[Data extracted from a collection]
++++++++

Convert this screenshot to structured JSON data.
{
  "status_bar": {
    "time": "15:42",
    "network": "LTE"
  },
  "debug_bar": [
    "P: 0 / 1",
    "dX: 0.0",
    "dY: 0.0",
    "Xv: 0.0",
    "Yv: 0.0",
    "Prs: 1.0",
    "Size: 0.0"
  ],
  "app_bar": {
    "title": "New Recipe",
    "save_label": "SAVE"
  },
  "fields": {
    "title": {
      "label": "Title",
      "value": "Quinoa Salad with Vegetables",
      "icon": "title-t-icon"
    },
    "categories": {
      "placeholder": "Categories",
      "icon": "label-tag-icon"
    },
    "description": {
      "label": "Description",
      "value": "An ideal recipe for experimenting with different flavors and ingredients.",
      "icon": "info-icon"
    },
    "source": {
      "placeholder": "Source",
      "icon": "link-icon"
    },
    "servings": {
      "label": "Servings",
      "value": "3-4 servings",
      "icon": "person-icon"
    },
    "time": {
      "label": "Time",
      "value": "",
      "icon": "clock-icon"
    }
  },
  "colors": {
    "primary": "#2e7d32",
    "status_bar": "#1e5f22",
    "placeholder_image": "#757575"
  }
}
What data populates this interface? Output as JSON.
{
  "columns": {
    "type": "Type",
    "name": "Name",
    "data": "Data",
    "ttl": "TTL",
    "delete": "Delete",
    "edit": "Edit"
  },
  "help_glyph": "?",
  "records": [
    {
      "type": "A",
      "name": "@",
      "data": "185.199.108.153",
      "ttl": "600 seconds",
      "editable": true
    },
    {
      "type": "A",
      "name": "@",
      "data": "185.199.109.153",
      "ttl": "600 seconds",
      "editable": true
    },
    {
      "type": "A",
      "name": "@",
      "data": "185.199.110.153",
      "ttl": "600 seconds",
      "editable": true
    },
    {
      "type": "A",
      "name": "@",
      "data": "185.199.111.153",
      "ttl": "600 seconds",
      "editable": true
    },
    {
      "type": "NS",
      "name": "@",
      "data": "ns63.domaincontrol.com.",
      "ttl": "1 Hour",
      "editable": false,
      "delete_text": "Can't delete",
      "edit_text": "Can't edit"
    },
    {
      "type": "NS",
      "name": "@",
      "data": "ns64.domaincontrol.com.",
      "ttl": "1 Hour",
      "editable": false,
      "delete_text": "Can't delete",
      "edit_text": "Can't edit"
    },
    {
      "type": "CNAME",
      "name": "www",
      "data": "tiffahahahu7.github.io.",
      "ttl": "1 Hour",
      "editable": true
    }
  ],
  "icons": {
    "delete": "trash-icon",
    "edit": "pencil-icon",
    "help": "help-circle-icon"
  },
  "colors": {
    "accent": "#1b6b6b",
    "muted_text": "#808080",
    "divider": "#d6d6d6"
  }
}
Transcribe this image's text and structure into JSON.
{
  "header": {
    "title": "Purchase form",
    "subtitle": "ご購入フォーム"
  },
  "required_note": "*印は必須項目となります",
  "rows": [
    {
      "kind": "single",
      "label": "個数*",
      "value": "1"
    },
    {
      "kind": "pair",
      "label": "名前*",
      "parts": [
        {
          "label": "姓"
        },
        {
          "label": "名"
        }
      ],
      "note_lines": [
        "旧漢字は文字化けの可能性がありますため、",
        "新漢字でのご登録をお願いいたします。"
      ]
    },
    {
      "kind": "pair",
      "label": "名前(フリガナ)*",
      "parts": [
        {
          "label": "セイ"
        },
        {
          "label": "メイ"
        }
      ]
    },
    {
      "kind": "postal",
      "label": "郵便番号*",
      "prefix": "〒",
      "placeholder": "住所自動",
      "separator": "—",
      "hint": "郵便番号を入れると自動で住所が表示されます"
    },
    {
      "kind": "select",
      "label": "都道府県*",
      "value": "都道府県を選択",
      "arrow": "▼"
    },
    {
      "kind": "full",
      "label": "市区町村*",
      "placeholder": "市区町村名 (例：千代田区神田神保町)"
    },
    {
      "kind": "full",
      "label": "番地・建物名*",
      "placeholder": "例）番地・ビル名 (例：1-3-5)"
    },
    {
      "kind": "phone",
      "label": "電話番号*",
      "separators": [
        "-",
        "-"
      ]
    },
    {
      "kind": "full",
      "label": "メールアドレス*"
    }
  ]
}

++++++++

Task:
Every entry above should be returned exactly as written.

Answer:
Convert this screenshot to structured JSON data.
{
  "status_bar": {
    "time": "15:42",
    "network": "LTE"
  },
  "debug_bar": [
    "P: 0 / 1",
    "dX: 0.0",
    "dY: 0.0",
    "Xv: 0.0",
    "Yv: 0.0",
    "Prs: 1.0",
    "Size: 0.0"
  ],
  "app_bar": {
    "title": "New Recipe",
    "save_label": "SAVE"
  },
  "fields": {
    "title": {
      "label": "Title",
      "value": "Quinoa Salad with Vegetables",
      "icon": "title-t-icon"
    },
    "categories": {
      "placeholder": "Categories",
      "icon": "label-tag-icon"
    },
    "description": {
      "label": "Description",
      "value": "An ideal recipe for experimenting with different flavors and ingredients.",
      "icon": "info-icon"
    },
    "source": {
      "placeholder": "Source",
      "icon": "link-icon"
    },
    "servings": {
      "label": "Servings",
      "value": "3-4 servings",
      "icon": "person-icon"
    },
    "time": {
      "label": "Time",
      "value": "",
      "icon": "clock-icon"
    }
  },
  "colors": {
    "primary": "#2e7d32",
    "status_bar": "#1e5f22",
    "placeholder_image": "#757575"
  }
}
What data populates this interface? Output as JSON.
{
  "columns": {
    "type": "Type",
    "name": "Name",
    "data": "Data",
    "ttl": "TTL",
    "delete": "Delete",
    "edit": "Edit"
  },
  "help_glyph": "?",
  "records": [
    {
      "type": "A",
      "name": "@",
      "data": "185.199.108.153",
      "ttl": "600 seconds",
      "editable": true
    },
    {
      "type": "A",
      "name": "@",
      "data": "185.199.109.153",
      "ttl": "600 seconds",
      "editable": true
    },
    {
      "type": "A",
      "name": "@",
      "data": "185.199.110.153",
      "ttl": "600 seconds",
      "editable": true
    },
    {
      "type": "A",
      "name": "@",
      "data": "185.199.111.153",
      "ttl": "600 seconds",
      "editable": true
    },
    {
      "type": "NS",
      "name": "@",
      "data": "ns63.domaincontrol.com.",
      "ttl": "1 Hour",
      "editable": false,
      "delete_text": "Can't delete",
      "edit_text": "Can't edit"
    },
    {
      "type": "NS",
      "name": "@",
      "data": "ns64.domaincontrol.com.",
      "ttl": "1 Hour",
      "editable": false,
      "delete_text": "Can't delete",
      "edit_text": "Can't edit"
    },
    {
      "type": "CNAME",
      "name": "www",
      "data": "tiffahahahu7.github.io.",
      "ttl": "1 Hour",
      "editable": true
    }
  ],
  "icons": {
    "delete": "trash-icon",
    "edit": "pencil-icon",
    "help": "help-circle-icon"
  },
  "colors": {
    "accent": "#1b6b6b",
    "muted_text": "#808080",
    "divider": "#d6d6d6"
  }
}
Transcribe this image's text and structure into JSON.
{
  "header": {
    "title": "Purchase form",
    "subtitle": "ご購入フォーム"
  },
  "required_note": "*印は必須項目となります",
  "rows": [
    {
      "kind": "single",
      "label": "個数*",
      "value": "1"
    },
    {
      "kind": "pair",
      "label": "名前*",
      "parts": [
        {
          "label": "姓"
        },
        {
          "label": "名"
        }
      ],
      "note_lines": [
        "旧漢字は文字化けの可能性がありますため、",
        "新漢字でのご登録をお願いいたします。"
      ]
    },
    {
      "kind": "pair",
      "label": "名前(フリガナ)*",
      "parts": [
        {
          "label": "セイ"
        },
        {
          "label": "メイ"
        }
      ]
    },
    {
      "kind": "postal",
      "label": "郵便番号*",
      "prefix": "〒",
      "placeholder": "住所自動",
      "separator": "—",
      "hint": "郵便番号を入れると自動で住所が表示されます"
    },
    {
      "kind": "select",
      "label": "都道府県*",
      "value": "都道府県を選択",
      "arrow": "▼"
    },
    {
      "kind": "full",
      "label": "市区町村*",
      "placeholder": "市区町村名 (例：千代田区神田神保町)"
    },
    {
      "kind": "full",
      "label": "番地・建物名*",
      "placeholder": "例）番地・ビル名 (例：1-3-5)"
    },
    {
      "kind": "phone",
      "label": "電話番号*",
      "separators": [
        "-",
        "-"
      ]
    },
    {
      "kind": "full",
      "label": "メールアドレス*"
    }
  ]
}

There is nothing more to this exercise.